Tesla Gigafactory Protects Aging Model S

By Richard Menta 4/20/14

I find it interesting that the pundits who spend lots of time obsessing over Tesla's proposed Gigafactory have yet to mention what I think is the key reason the Tesla Gigafactory is vital to the ongoing health of the company. I have not found one expert who has brought it up. No one from the automotive press. No one from the financial or technology press. No one from the general press. I'll admit it's possible that I may have missed somebody, but with all of the articles I have read so far on Tesla you would think others writing about the company would have quickly picked it up?

It seems pretty obvious to me. Am I the one missing something or are they? Here's what I think regarding the need for Tesla to invest in its own battery factory.

Several year's from now there will be on the road a good number of eight-year old Tesla Model S vehicles with well over 100,000 miles on them. Many will be running perfectly, but for most their aging batteries will have lost at least some efficiency. As the cars get a little older they will lose significant efficiency and at some point those batteries will be due for replacement.

If it costs $25,000 to replace those batteries it will crush the resale of older Tesla cars. It would also kill the residual value of those cars, critical when you lease a new Tesla.

I'm not saying that $25K is the present price for a new Tesla battery pack. I don't know what it costs and since all Teslas Model S cars are still under warranty the company has no reason to reveal that cost, at least not yet. I just know that if it is too expensive few will want to pour that much money into an old car. We do know that the battery pack on the Tesla Roadster is $40K, but it is not a fair comparison as the Roadster was not a mass produced car so efficiencies of scale did not apply to it.

Companies like Panasonic, who supply Tesla batteries today, produce according to short term need and mid-term projections. If Tesla continues to outsource battery production they have to be spot on with those projections or else they will be left with either an over-supply of batteries or, worse, a critical shortage. Furthermore, third party companies may have reason to keep battery prices higher for a longer period, because it serves their financial self-interest. Conservative forcasting that reduces risk for the supplier could easily increase the risk for Tesla.

It's All About Risk Control

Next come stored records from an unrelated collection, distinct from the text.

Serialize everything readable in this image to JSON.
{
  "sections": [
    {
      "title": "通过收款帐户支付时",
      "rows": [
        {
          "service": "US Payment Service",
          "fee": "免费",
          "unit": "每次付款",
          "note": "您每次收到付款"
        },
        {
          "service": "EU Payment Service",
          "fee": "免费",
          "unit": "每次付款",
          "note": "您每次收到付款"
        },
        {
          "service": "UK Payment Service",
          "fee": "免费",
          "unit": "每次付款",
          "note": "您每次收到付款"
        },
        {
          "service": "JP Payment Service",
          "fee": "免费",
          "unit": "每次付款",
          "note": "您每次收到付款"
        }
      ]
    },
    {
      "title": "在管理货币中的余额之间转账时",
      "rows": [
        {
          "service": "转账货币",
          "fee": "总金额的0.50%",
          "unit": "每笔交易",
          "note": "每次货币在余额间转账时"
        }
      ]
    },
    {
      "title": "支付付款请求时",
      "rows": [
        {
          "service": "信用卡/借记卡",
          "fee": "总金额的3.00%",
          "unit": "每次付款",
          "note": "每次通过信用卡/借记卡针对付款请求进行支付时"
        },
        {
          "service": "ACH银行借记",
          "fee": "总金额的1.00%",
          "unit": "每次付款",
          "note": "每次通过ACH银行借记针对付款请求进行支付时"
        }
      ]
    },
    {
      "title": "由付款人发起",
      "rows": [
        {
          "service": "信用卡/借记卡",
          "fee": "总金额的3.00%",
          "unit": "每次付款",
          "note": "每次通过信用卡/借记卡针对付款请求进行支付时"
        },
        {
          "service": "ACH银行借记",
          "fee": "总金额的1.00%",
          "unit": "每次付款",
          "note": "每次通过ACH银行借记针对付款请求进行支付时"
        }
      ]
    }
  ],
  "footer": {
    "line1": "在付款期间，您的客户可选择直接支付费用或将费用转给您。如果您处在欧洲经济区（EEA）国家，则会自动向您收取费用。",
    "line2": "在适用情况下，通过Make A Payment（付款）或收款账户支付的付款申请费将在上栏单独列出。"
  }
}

I think Tesla is building the Gigafactory, because it decided it needs to reduce a significant cost/price risk. More important, they need to take control as opposed to chancing it to the whims of the battery makers. Battery replacement for older Teslas could be a lucrative side business if the retail price is relatively reasonable for a car that, on average, is coming off the production line around the $90K range. But if the cost of battery production is so high that the retail price offers little incentive to replace them....

Tesla wants to avoid battery replacement sticker shock when the eight year, 125,000 mile warranties on the original batteries start to expire. Building a battery factory from the ground up takes years. But, Tesla has to build more than just a battery factory.

Tesla has to reduce battery costs dramatically over a relatively short period of time. The Gigafactory must also be a research facility; a well endowed one that will not only come up with breakthroughs in technology, but then move those breakthroughs swiftly into Tesla automobiles. Panasonic is a partner in this endeavor as much for its expertise than its cash. Tesla has already put over 25,000 Model S sedans on the road. A decade from now there will be a lot of cars that will need a battery refresh. The lower the production costs for replacement batteries, the bigger the potential payday for both Panasonic and Tesla.

The question going forward is this: what will the market bear to replace the batteries on a aging electric luxury car? What will a nine-year old Tesla Model S with 110,000 miles on it be worth with perfectly functioning batteries? What will it be worth if the batteries need replacement?

I would like to point out here that even if old Tesla batteries lose half of their original 245 mile range, as a used vehicle it will still function fine as a commuter car for someone who travels 30 miles to work each way. As long as they remember to charge the vehicle every night (and have another car in the household for those long trips) they will stay well below the reduced 120 mile range. Still, good ol' chemistry and the breakdown of compounds will necessitate a replacement at some point. What is the used Tesla car buyer willing to pay for a battery replacement?

This is why Tesla is in a race to reduce battery costs. They need to keep their cars on the road as long as possible so resale values stay high and lease prices stay within reason. With only one moving part in the electric motor and no need for an exhaust system, lubrication system, fuel system, or cooling system there is a lot less to go wrong with a Tesla when compared to conventional automobiles. Theoretically, this aluminum clad, non-rusting vehicle can remain on the road for a very long time.

One last note. If Tesla succeeds with its Gigafactory it will most likely have the battery replacement market for its cars all to itself. That's because any non-OEM battery suppliers would need to have a Gigafactory of their own to competitively price.

Richard Menta